Task statement: Could you filter the data below down to the lines that hold the word "Configuration"?

Recorded data:
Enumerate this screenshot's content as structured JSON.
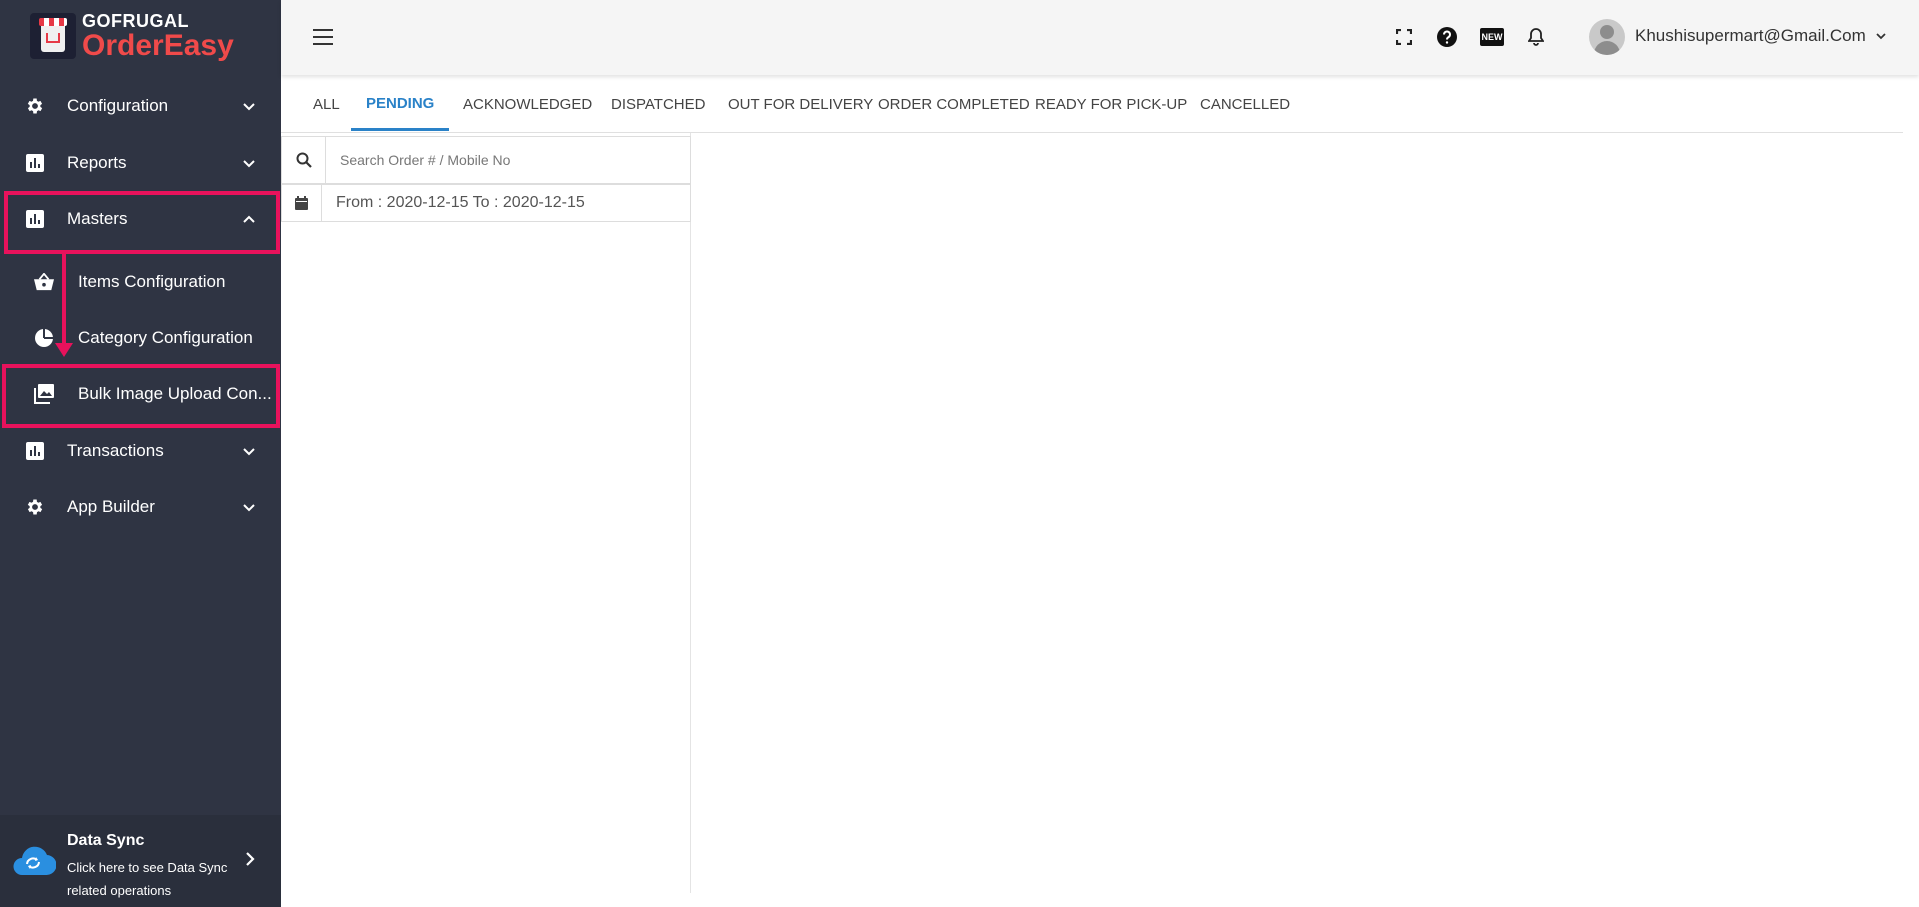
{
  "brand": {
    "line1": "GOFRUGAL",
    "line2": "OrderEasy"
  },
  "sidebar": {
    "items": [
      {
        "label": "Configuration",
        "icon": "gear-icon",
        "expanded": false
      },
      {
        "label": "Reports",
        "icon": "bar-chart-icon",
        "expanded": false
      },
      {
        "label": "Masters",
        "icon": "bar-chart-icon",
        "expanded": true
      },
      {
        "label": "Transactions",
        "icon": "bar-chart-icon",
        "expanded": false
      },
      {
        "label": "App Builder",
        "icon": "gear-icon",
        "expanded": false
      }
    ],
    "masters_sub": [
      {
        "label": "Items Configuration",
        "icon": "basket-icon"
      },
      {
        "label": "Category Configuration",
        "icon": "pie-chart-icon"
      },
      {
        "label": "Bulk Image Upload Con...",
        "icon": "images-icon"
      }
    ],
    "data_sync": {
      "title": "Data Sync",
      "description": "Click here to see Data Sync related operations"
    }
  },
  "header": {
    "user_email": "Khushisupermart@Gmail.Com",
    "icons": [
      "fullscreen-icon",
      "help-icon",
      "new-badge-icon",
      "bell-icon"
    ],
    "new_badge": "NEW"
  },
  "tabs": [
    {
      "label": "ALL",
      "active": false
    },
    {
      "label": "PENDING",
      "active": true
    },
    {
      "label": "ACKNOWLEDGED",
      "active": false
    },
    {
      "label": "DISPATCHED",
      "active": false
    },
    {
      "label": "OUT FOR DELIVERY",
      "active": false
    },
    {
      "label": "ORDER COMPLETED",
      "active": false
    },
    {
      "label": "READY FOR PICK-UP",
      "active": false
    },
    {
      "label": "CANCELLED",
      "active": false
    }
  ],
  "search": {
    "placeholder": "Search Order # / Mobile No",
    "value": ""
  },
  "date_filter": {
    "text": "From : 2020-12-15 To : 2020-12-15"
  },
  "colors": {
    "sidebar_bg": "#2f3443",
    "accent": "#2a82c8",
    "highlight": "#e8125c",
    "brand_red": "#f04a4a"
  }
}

Answer to the problem:
        "label": "Configuration",
        "label": "Items Configuration",
        "label": "Category Configuration",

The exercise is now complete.